* [What this task involves]: Your answer should show every line of the material below that includes "title".

* [Records for this exercise]:
===============

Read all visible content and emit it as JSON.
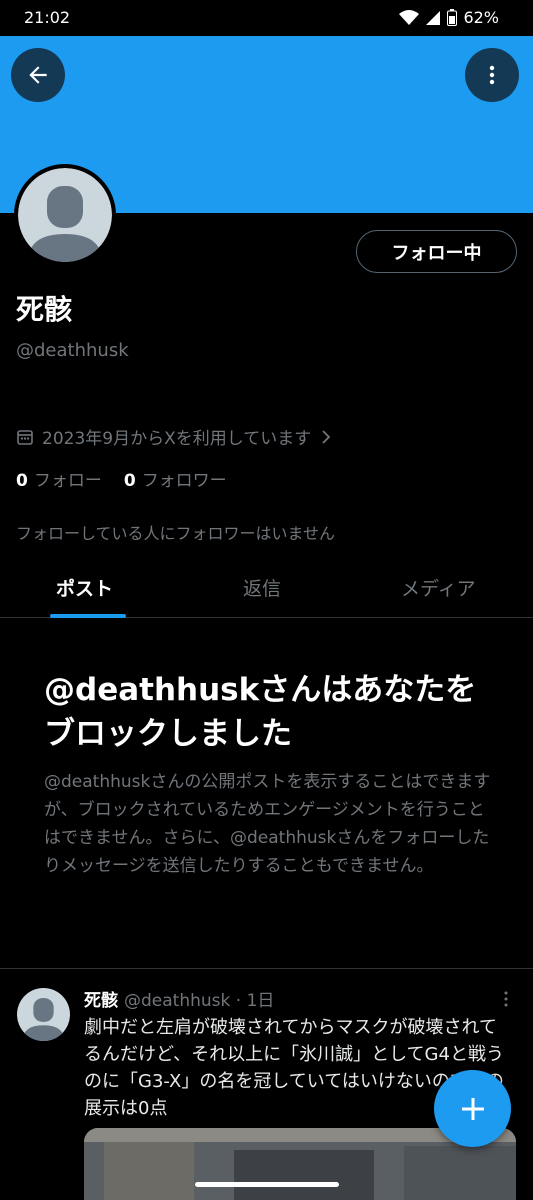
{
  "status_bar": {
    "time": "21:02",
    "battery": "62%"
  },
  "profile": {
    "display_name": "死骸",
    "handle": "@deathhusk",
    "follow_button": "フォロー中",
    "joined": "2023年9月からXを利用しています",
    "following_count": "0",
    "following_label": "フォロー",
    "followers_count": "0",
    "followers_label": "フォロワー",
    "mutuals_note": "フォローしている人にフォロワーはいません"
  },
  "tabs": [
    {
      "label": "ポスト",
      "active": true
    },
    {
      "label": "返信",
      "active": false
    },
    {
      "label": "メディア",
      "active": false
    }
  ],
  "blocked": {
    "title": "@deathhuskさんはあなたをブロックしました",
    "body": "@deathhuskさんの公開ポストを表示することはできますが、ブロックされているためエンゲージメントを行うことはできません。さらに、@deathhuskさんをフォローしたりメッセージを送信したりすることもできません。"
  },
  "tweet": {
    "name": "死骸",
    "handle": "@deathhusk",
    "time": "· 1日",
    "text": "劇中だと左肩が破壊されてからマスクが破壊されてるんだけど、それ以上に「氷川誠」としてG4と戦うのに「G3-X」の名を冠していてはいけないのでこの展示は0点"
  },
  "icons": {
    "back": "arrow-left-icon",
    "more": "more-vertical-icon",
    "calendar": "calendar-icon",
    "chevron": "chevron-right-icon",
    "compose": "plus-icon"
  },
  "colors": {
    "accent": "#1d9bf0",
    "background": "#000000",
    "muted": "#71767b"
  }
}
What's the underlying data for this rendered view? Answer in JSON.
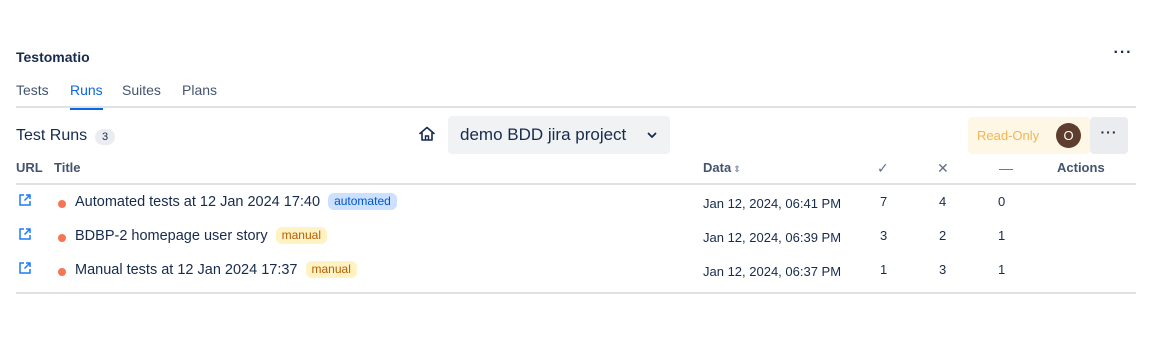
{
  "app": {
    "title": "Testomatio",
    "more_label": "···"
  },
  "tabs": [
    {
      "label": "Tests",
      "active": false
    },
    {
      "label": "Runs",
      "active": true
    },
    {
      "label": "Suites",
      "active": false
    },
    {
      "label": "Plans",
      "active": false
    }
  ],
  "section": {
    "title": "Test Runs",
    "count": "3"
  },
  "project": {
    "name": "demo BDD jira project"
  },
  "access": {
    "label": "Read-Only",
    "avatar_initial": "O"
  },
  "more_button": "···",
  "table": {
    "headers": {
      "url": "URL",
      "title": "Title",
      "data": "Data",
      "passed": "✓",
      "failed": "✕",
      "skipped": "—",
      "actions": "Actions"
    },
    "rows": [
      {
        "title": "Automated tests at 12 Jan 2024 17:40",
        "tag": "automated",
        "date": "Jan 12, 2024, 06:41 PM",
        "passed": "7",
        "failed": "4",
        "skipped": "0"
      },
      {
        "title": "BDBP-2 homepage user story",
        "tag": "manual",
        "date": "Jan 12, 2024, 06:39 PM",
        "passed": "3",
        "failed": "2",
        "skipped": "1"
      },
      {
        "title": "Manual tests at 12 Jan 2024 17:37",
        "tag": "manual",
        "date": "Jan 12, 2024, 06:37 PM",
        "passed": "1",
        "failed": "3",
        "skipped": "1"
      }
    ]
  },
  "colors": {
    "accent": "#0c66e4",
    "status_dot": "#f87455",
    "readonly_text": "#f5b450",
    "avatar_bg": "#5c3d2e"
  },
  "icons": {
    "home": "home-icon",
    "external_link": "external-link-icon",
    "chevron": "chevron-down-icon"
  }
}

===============

* [Solution to this problem]:
    "title": "@deathhuskさんはあなたをブロックしました",
    "title": "Testomatio",
    "title": "Test Runs",
      "title": "Title",
        "title": "Automated tests at 12 Jan 2024 17:40",
        "title": "BDBP-2 homepage user story",
        "title": "Manual tests at 12 Jan 2024 17:37",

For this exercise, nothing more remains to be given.